From the LA Holocaust Museum’s description of its collection of Ukrainian collaborationist newspapers, which includes Krakivski Visti and its Lviv counterpart, Lvivski Visti:
Everyday attention was given to economic and cultural life, and especially to the support of the German war effort. In 1943 and 1944, both Lvivski Visti and Krakivski Visti hailed the German-approved formation of the 14th Waffen SS Division Halychyna, composed of Ukrainian volunteers. Ukrainians prefered [sic] to see this formation, especially at the end of the war, as a nucleus for a future Ukrainian Army, calling it the First Ukrainian Rifle Division.
Hunka hailed from Berezhany, which is located much closer to Lviv than Krakow, so he would have, if anything, been a Lvivski Visti reader.
The articles in its collection are, of course, in Ukrainian, which I cannot read. But, according to the LA Holocaust Museum, this is an appeal to join the Galicia Division in a May 1943 issue of Lvivski Visti.
A University of Alberta history PhD dissertation from Ernest Gyidel specifically about Krakivski Visti notes parenthetically that the newspaper included “official announcements and newspaper articles” from the Galicia Division.
Gyidel describes how the role the paper’s coverage of a June 1941 prison massacre committed by the Soviet secret police, the NKVD, in Western Ukraine played in getting young people to volunteer for the Nazis:
The 1941 tragedy hit them and the rest of the Western Ukrainian population hard: they have lost either relatives or people whom they knew in the massacre. Two years later, when the UCC [Ukrainian Central Committee] campaigned for the Waffen-SS Division Galizien, which was reflected in Krakivski Visti, many young Galician Ukrainian men enlisted because images of the prison murders from summer 1941 — which was their first exposure to the Soviet mass brutality — became entrenched in their minds.
Although there’s no reason to believe they ever met, there’s a clear convergence between the wartime activities of Chomiak and Hunka.
In this regard, it’s difficult to regard Freeland’s revisionist family history as an isolated incident.
Rather, as I’ve argued since I began writing on this topic a few years ago, it’s part of a broader trend in the Ukrainian diasporic establishment of rehabilitating the image of Nazi sympathizers as anti-Communist freedom fighters, which is why monuments to the 14th Waffen exist in Oakville, Ontario, and Edmonton, Alberta, as well as in Detroit and Philadelphia.

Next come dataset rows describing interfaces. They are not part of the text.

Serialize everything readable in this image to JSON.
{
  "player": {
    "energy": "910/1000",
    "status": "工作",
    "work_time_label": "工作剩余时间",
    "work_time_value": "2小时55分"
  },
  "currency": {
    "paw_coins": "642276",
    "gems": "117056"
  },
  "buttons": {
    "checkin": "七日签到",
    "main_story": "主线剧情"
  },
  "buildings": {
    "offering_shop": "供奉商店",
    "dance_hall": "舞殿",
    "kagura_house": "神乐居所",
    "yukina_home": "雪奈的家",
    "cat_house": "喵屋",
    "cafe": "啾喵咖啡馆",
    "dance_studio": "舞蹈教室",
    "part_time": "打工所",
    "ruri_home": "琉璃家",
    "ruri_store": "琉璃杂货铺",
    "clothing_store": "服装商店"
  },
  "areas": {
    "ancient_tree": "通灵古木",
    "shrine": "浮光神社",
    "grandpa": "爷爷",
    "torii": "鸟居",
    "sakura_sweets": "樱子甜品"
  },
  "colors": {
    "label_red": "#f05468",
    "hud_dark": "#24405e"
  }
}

It’s also why, in 2019, a $30,097 endowment fund for the University of Alberta’s Canadian Institute for Ukrainian Studies (CIUS) was established in Hunka’s name without controversy until now.
“He didn’t appear out of nowhere. Plenty in Canada must’ve known,” Twitter/X account @maoteddymao noted aptly.
It shouldn’t be surprising that the CIUS would accept an endowment in the name of an SS fighter. CIUS cofounder Peter Savaryn who served as the University of Alberta’s chancellor from 1982 to 1986, was himself a 14th Waffen veteran.
In 2011, according to a Journal of Slavic Military Studies article by Lund University academic Per Anders Rudling, the CIUS established endowments in honor of three Waffen-SS veterans: Roman Kolisnyk, Levko Babij, and Edward Brodacky,
On September 27, in response to requests for comment from numerous media outlets, University of Alberta interim provost and vice president (academic) Verna Yiu said the university is closing down the Hunka endowment, returning its funds to the original donor and undergoing a review of the school’s naming policy “to ensure alignment with our values.”
Perhaps the Hunka affair will serve as a catalyst for a long-overdue reckoning with how Canadian officials, in the name of anti-Communism, turned a blind eye to Nazi sympathies among eastern European nationalist émigrés, including our Ukrainian allies.
Freeland could show incredible courage and moral fortitude by leading this discussion, but doing so would require acknowledging that an important piece of her personal mythology is a lie.